With the design consultations for the three early T-level routes continuing at breakneck speed, Julie Hyde makes the case for pumping the breaks

Like many in the sector, my bank holiday weekend was spent digesting the latest developments in the government’s plans for T-levels.

The ministerial direction last Thursday, setting out concerns about the feasibility of delivering the first T-levels by 2020, was extremely telling. Described as “the nuclear option”, the very fact Damian Hinds used it tells you all you need to know about where we are with these crucial reforms.

Frankly, it isn’t that surprising. For months, voices across the FE sector have repeatedly expressed concerns about the short timelines for delivery, and the real risk that without more time and thought, T-levels could be next in a long line of unworkable vocational qualifications, abandoned as quickly as they were introduced.

But will this be enough to make the government think again? So far, it seems not. Indeed, since Thursday’s warning, the reforms have continued at pace.

The government will press ahead with the three routes for delivery in 2020. On Friday, the Institute for Apprenticeships released the outline content for these three routes, and launched a consultation – alarmingly giving providers just a week to feed back, over half term no less! Happily, the deadline has since been extended, but the very short timescale remains unusual for such an important policy.

On Sunday, the government published a response to the consultation on the implementation of T-levels. This recognised some of the key challenges and delayed the rest of the 15 routes until after 2022, which is positive. However, it did little to address the fears of those in sectors like education and childcare, digital and construction, all three of which will still launch in 2020, with mountains of detail yet to be worked out.

The response acknowledges that work placements must be accessible for learners, and proposes a bursary to support students on the first routes. This is extremely welcome, but the practicalities of ensuring that the placements give learners the experience they need go largely unaddressed.  

With time ticking, how long can such important decisions be delayed?

A one-size-fits-all approach for placements in vastly different sectors simply will not work. How can a young person studying childcare gain enough practical experience to be ready to work in an early-years setting after just 45 days? Likewise in other routes, we know a 45-day placement is excessive and unrealistic.

The response also acknowledges the need to ensure that young people with T-levels can progress into higher education, allowing learners to accrue UCAS points. It is now “considering” this, but has not made a definitive decision on the way forward.

With time ticking, how long can such important decisions be delayed?

Young people who are currently in year 9 and considering a vocational route in the three early routes will be expected to study T-levels that do not yet exist, picking them after their GCSEs. By rushing the reforms, the government is risking their future and that of three hugely important sectors crucial to our economy and society.

Overall, recent developments underline a fundamental lack of expertise in terms of qualification design. This is evident in the proposed grading system.
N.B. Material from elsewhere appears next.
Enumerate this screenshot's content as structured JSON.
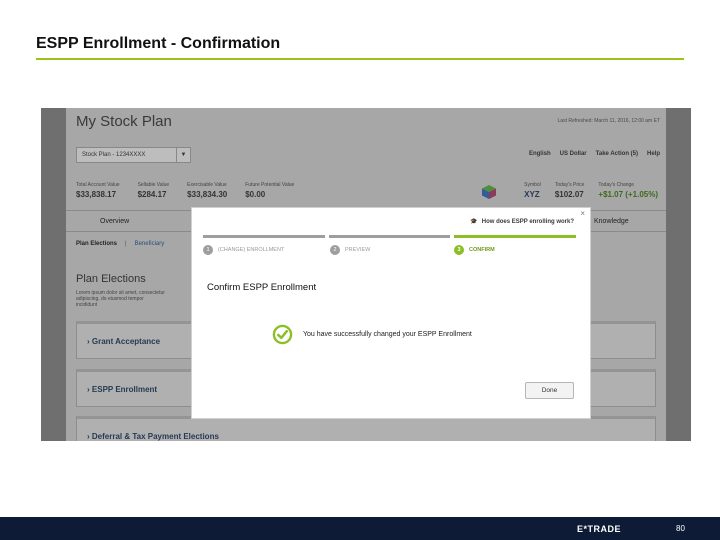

Sector best practice is to develop the content for a qualification, before determining a grading model. We have seen the government doing the opposite.

The proposed model seems to add a new layer of complexity. Why award two grades distinguishing between a learner’s knowledge and technical skills? Do we not risk one element being more important than the other when employers are recruiting, rather than creating well-rounded, respected qualifications?

We understand the importance of running a fair and impartial procurement process to facilitate the new licensing model, and to select a single awarding organisations (AO) to deliver each qualification. But this is just one part of the reforms and by focusing too much on one aspect of the Sainsbury Review’s recommendations, the government has essentially ended up cutting AOs – the very experts they need – out of the process entirely, beyond rudimentary consultation.

We fully support the aims behind T-levels and want them to succeed. However, if the three routes introduced from 2020 are going to deliver, the government must act quickly to make the reform process more open and transparent. As a matter of urgency, the government should actively seek advice from vocational qualification specialists including AOs, and particularly those with expertise in these three sectors, to get the qualification design right. Otherwise, Thursday’s warning is in very real danger of becoming reality.

Julie Hyde is director of CACHE